The recent cold mornings and threats of snow have meant dangerous conditions for motorists. The worst danger is unseen, ‘Black Ice!’
The name sounds threatening enough but getting caught out puts the wind up the most hardened boy racer and the resulting slide is rarely recoverable. At best you could end up with an embarrassing and expensive slam into the kerb, at worst, well let’s not go there!
At least with snow or slush everyone knows it is there and that’s what makes ‘black ice’ so lethal. Many factors combine to wreak havoc to drivers: The ice so called because it doesn’t reflect light and appears to be just like a patch of melt water. Usually forming overnight meaning it’s discovered by early morning commuters, when we’re admittedly not at our most alert. It also remains in patches, for example, in the shade. The surrounding higher air temperature can lull motorists into a false sense of security, presuming any ice will have melted.
So how can we best avoid an unwanted and expensive run in with this plague to the motorist? Awareness is the key initially; be prepared for ‘black ice’ even if the outside temperature gauge in your car doesn’t show a snow flake or give you a warning chime to let you know. I would say up to 5 degrees Celsius a risk still exists. It may be 5 degrees or more on your drive with the sun shining on your car or even near your house but on the road with cold grass verges either side it certainly won’t be! The gauges are also sometime inaccurate and on many cars the sensors are mounted in the front bumper, which has the hot radiator just behind it, meaning a completely false reading especially at slow speeds!

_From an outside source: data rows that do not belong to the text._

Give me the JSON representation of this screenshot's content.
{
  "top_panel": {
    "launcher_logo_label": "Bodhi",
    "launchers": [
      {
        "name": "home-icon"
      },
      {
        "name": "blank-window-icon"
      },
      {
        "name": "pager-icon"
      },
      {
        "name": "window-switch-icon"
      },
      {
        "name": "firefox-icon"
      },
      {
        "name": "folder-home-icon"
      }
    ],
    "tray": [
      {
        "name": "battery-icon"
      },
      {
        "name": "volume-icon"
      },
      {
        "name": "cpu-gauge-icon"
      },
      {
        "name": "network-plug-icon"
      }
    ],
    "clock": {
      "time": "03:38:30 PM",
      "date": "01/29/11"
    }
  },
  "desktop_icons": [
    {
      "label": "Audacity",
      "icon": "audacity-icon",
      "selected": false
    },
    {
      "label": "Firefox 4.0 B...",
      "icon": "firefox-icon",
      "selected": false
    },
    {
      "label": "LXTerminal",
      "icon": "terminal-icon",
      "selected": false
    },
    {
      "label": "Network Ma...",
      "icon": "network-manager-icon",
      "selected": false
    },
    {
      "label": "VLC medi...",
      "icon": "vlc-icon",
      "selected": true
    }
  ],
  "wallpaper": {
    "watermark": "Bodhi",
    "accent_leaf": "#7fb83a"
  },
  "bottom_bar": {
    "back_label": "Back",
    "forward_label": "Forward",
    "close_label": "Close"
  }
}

As soon as you are on the road and before you hit the traffic carry out a test; when it’s completely safe to do so and at a very low speed, I apply the brake quite hard. This will do two things, give you an idea of the grip available and if your car has ABS, give you an idea of the feeling when that activates. That’s only a test of that particular bit of road surface but it may just highlight how slippy it is and how that will massively affect your stopping distance. Also, if you skid a little, it will give you an idea of how crazy the ABS will go whilst trying to safely bring yourself to a halt! There will be noise, vibration and ‘push back’ through the brake pedal. All quite disconcerting if you’ve never experienced it before!
If despite taking care, the worst happens and you do find yourself ‘Dancing on Ice’ remember not to panic and hammer some big inputs into the controls. Pushing for all your worth on the middle pedal or frantically turning the steering wheel maybe a natural reaction but it will not help your situation. Ease off the brakes, be gentle with the steering and prepare for some grip to kick in. If you can allow the wheels to roughly carry on rotating at the same speed and maintain direction the chances of regaining traction are greatly improved. Also, as is often the case with ‘black ice’, it may be just a small patch and when you’ve passed it the tyres will grip again.
Keep aware, keep plenty of distance, keep safe and keep your money in your pocket!